Peggy won’t want another dog for years, if ever, but I already want one. On the other hand, the last three years of Bonnie’s life were tough on Peggy and me because Bonnie became blind, fearful, arthritic, and started to lose her hearing. People say that dogs adjust well to blindness, but Bonnie spent those years walking into walls and furniture, and it really got to me until I started taking Cymbalta and marijuana.

It’s also true that I started thinking of dogs differently after I had my shoulder surgeries. After two of those surgeries, Peggy was out of town for a week or more during the early stages of my recovery and, it being winter, I found it really, really hard to take two dogs (Baxter was still alive after the first surgery) walking in the seasonal drizzle everyday. I couldn’t dry them and clean their feet adequately with one hand; I worried constantly that they would trip me; and I had a hell of a time just keeping myself from getting wet. One day, a pit bull attacked Baxter, and I had to beat it off with one arm. Luckily, it was a young female and not too aggressive. 

After my third surgery, Peggy was out of town again, and Bonnie became ill with autoimmume hemolytic anemia. For at least a week, she was so sick that I expected her to die at any moment. She needed medicine every eight hours, but this meant having to shove the pills so far down her throat that she couldn’t spit them out, and I couldn’t do it with one arm, so my friends Ellie and Josh came over every eight hours. It was then that I started to think of dogs as a liability that I would be better off without. I also resented Bonnie because throwing tennis balls to her hundreds of times a week for years was probably what ruined my shoulders.

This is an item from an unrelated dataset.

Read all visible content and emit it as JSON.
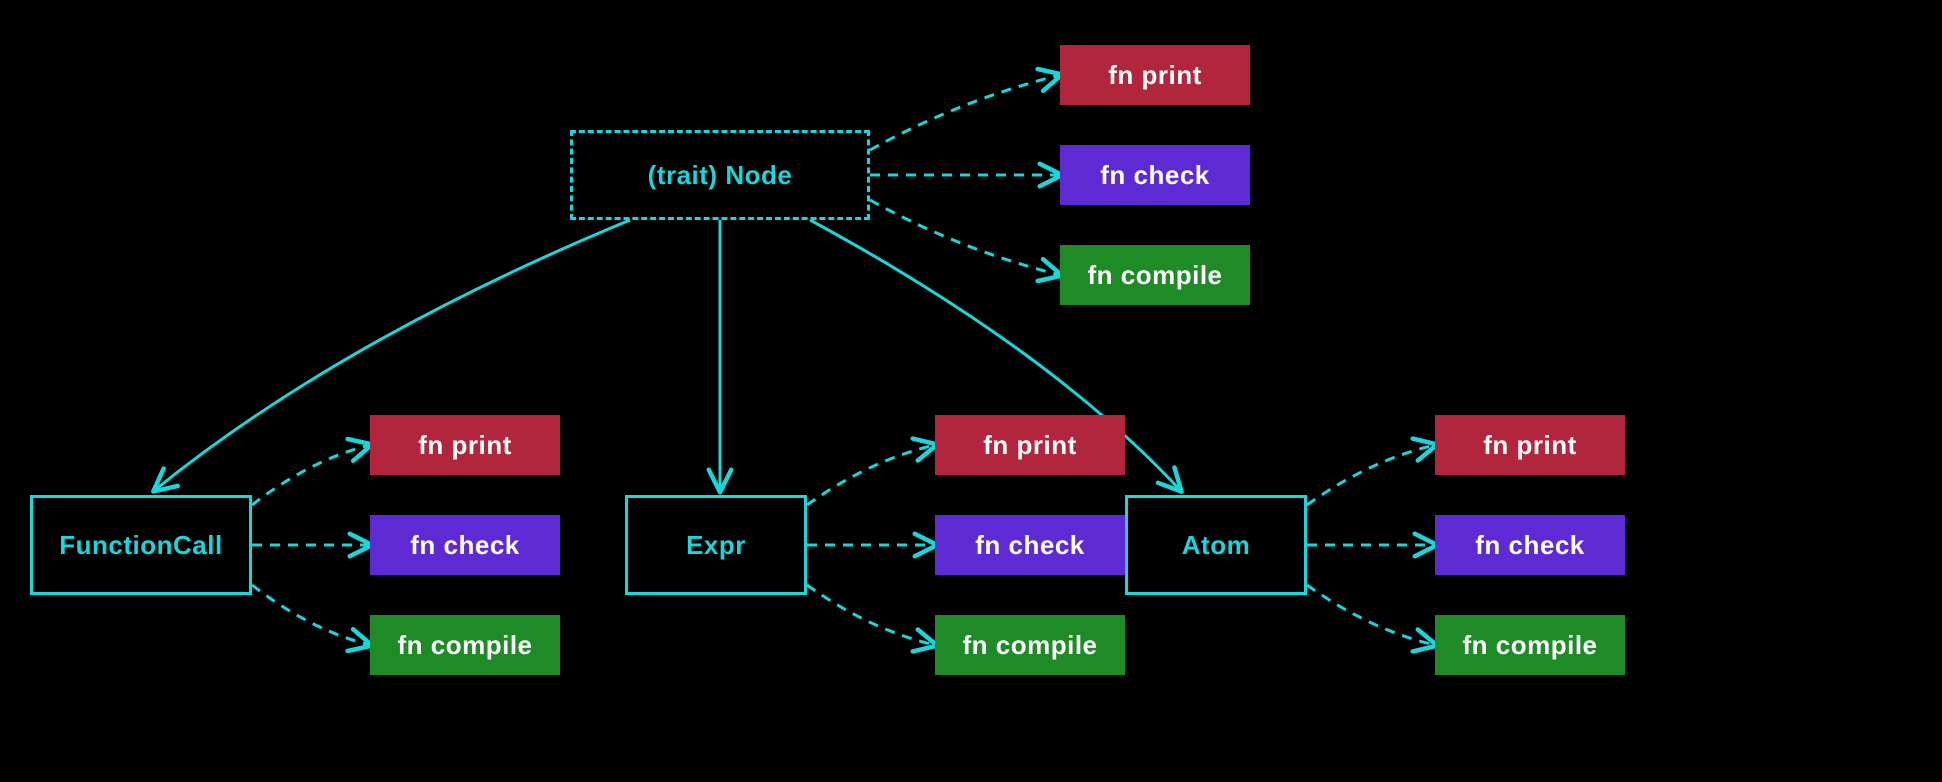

For the last two years of her 15 years and 7 months, not a day went by but what I wished she would die sooner rather than later because her infirmities were so upsetting, especially listening to her bump into things, which made me cringe every time she did it. Dogs need far more from us humans than most of us are able—or even willing—to give them, and I found this especially true of a blue heeler because blue heelers want to be on the move every waking moment. If she hadn’t been my dog, I wouldn’t have believed how much exercise she needed, and when she went blind, I couldn’t satisfy her need except by taking her walking, and my arthritic knees made even that difficult. I was afraid that when she did die, I wouldn’t enjoy remembering her because her last few years were so hard for me (they seemed harder for Peggy and me than they did for her), but I don’t think that’s going to be true. I think I’m going to remember her whole life.